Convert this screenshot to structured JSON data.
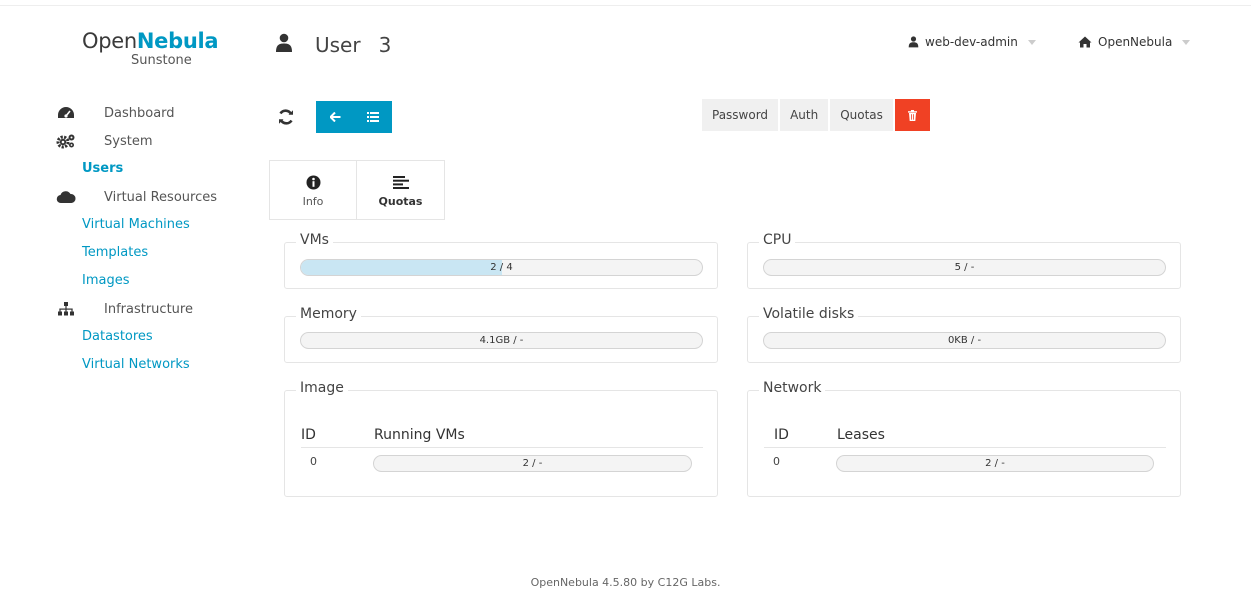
{
  "logo": {
    "part1": "Open",
    "part2": "Nebula",
    "sub": "Sunstone"
  },
  "sidebar": {
    "dashboard": "Dashboard",
    "system": "System",
    "users": "Users",
    "virtual_resources": "Virtual Resources",
    "virtual_machines": "Virtual Machines",
    "templates": "Templates",
    "images": "Images",
    "infrastructure": "Infrastructure",
    "datastores": "Datastores",
    "virtual_networks": "Virtual Networks"
  },
  "header": {
    "title": "User",
    "id": "3",
    "user": "web-dev-admin",
    "zone": "OpenNebula"
  },
  "toolbar": {
    "password": "Password",
    "auth": "Auth",
    "quotas": "Quotas"
  },
  "tabs": {
    "info": "Info",
    "quotas": "Quotas"
  },
  "quotas": {
    "vms": {
      "label": "VMs",
      "text": "2 / 4",
      "fraction": 0.5
    },
    "cpu": {
      "label": "CPU",
      "text": "5 / -"
    },
    "memory": {
      "label": "Memory",
      "text": "4.1GB / -"
    },
    "volatile": {
      "label": "Volatile disks",
      "text": "0KB / -"
    },
    "image": {
      "label": "Image",
      "col_id": "ID",
      "col_value": "Running VMs",
      "rows": [
        {
          "id": "0",
          "text": "2 / -"
        }
      ]
    },
    "network": {
      "label": "Network",
      "col_id": "ID",
      "col_value": "Leases",
      "rows": [
        {
          "id": "0",
          "text": "2 / -"
        }
      ]
    }
  },
  "footer": "OpenNebula 4.5.80 by C12G Labs.",
  "colors": {
    "accent": "#0098c3",
    "danger": "#f04124",
    "bar_fill": "#c9e6f3"
  }
}
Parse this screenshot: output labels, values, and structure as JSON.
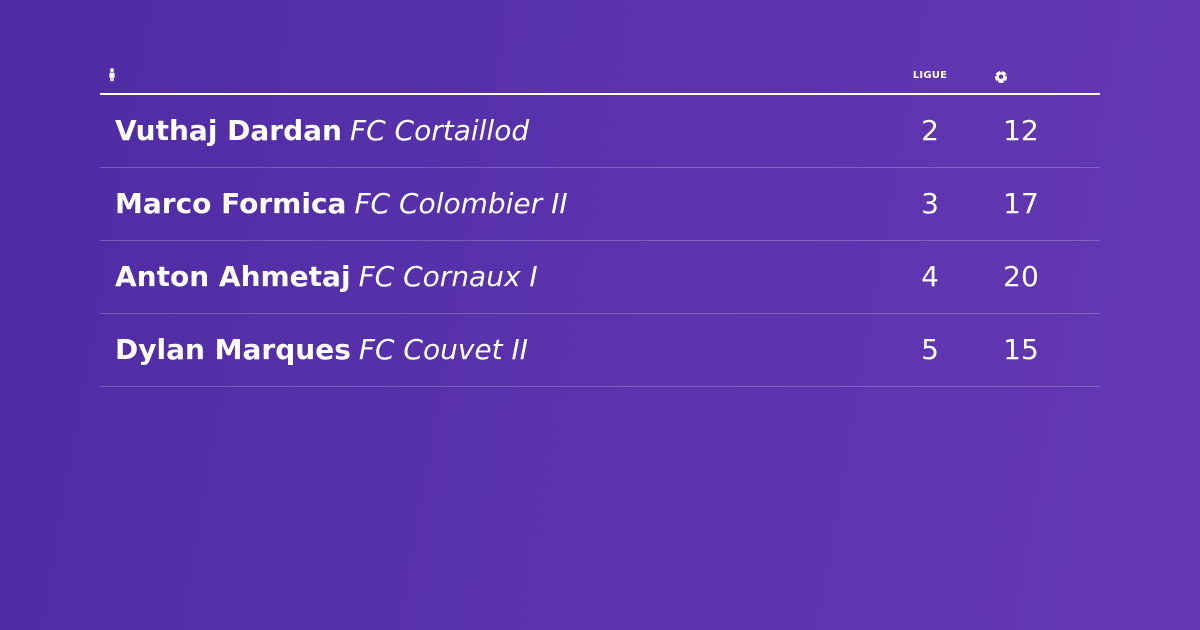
{
  "header": {
    "player_icon": "person-icon",
    "league_label": "LIGUE",
    "goals_icon": "soccer-ball-icon"
  },
  "rows": [
    {
      "player": "Vuthaj Dardan",
      "club": "FC Cortaillod",
      "league": "2",
      "goals": "12"
    },
    {
      "player": "Marco Formica",
      "club": "FC Colombier II",
      "league": "3",
      "goals": "17"
    },
    {
      "player": "Anton Ahmetaj",
      "club": "FC Cornaux I",
      "league": "4",
      "goals": "20"
    },
    {
      "player": "Dylan Marques",
      "club": "FC Couvet II",
      "league": "5",
      "goals": "15"
    }
  ],
  "colors": {
    "background_start": "#4e2ba3",
    "background_end": "#6538b4",
    "text": "#ffffff"
  }
}
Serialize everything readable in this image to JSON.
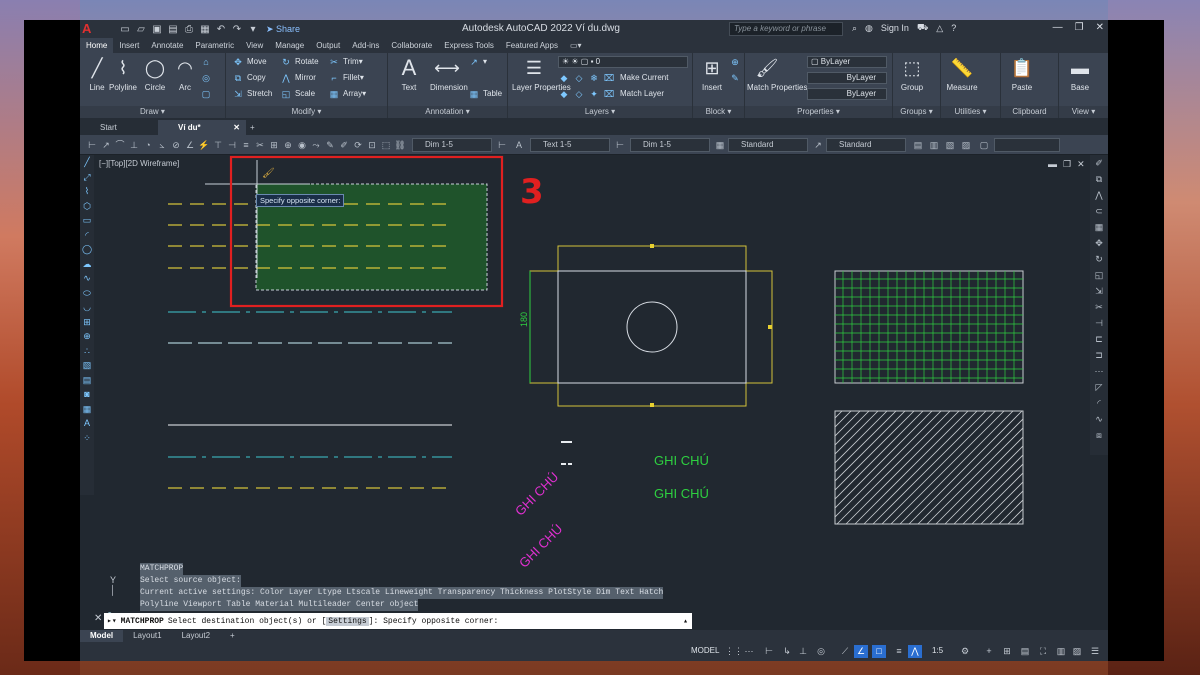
{
  "app": {
    "title": "Autodesk AutoCAD 2022   Ví du.dwg",
    "logo_glyph": "A",
    "share_label": "Share",
    "search_placeholder": "Type a keyword or phrase",
    "sign_in": "Sign In"
  },
  "ribbon_tabs": [
    "Home",
    "Insert",
    "Annotate",
    "Parametric",
    "View",
    "Manage",
    "Output",
    "Add-ins",
    "Collaborate",
    "Express Tools",
    "Featured Apps"
  ],
  "ribbon": {
    "draw": {
      "title": "Draw",
      "line": "Line",
      "polyline": "Polyline",
      "circle": "Circle",
      "arc": "Arc"
    },
    "modify": {
      "title": "Modify",
      "move": "Move",
      "rotate": "Rotate",
      "trim": "Trim",
      "copy": "Copy",
      "mirror": "Mirror",
      "fillet": "Fillet",
      "stretch": "Stretch",
      "scale": "Scale",
      "array": "Array"
    },
    "annotation": {
      "title": "Annotation",
      "text": "Text",
      "dimension": "Dimension",
      "table": "Table"
    },
    "layers": {
      "title": "Layers",
      "layer_properties": "Layer Properties",
      "current_layer": "0",
      "make_current": "Make Current",
      "match_layer": "Match Layer"
    },
    "block": {
      "title": "Block",
      "insert": "Insert"
    },
    "properties": {
      "title": "Properties",
      "match_properties": "Match Properties",
      "color": "ByLayer",
      "linetype": "ByLayer",
      "lineweight": "ByLayer"
    },
    "groups": {
      "title": "Groups",
      "group": "Group"
    },
    "utilities": {
      "title": "Utilities",
      "measure": "Measure"
    },
    "clipboard": {
      "title": "Clipboard",
      "paste": "Paste"
    },
    "view": {
      "title": "View",
      "base": "Base"
    }
  },
  "doc_tabs": {
    "start": "Start",
    "active": "Ví du*",
    "close": "✕",
    "add": "+"
  },
  "prop_toolbar": {
    "dim_style_1": "Dim 1-5",
    "text_style": "Text 1-5",
    "dim_style_2": "Dim 1-5",
    "table_style": "Standard",
    "mleader_style": "Standard"
  },
  "viewport": {
    "label": "[−][Top][2D Wireframe]",
    "tooltip": "Specify opposite corner:",
    "step_number": "3",
    "dim_text": "180"
  },
  "notes": [
    "GHI CHÚ",
    "GHI CHÚ",
    "GHI CHÚ",
    "GHI CHÚ"
  ],
  "command": {
    "history": [
      "MATCHPROP",
      "Select source object:",
      "Current active settings:  Color Layer Ltype Ltscale Lineweight Transparency Thickness PlotStyle Dim Text Hatch",
      "Polyline Viewport Table Material Multileader Center object"
    ],
    "name": "MATCHPROP",
    "prompt_pre": "Select destination object(s) or [",
    "prompt_opt": "Settings",
    "prompt_post": "]: Specify opposite corner:"
  },
  "layout_tabs": {
    "model": "Model",
    "layout1": "Layout1",
    "layout2": "Layout2",
    "add": "+"
  },
  "status": {
    "model": "MODEL",
    "scale": "1:5"
  },
  "colors": {
    "accent": "#2a6ed0",
    "highlight_box": "#e02020",
    "selection_fill": "#1f5a2a",
    "yellow": "#d4c23a",
    "cyan": "#3aa8b0",
    "green_text": "#2ed040",
    "magenta": "#e030d0"
  }
}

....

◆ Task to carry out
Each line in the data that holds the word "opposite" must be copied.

◆ Exercise answer
    "tooltip": "Specify opposite corner:",
    "prompt_post": "]: Specify opposite corner:"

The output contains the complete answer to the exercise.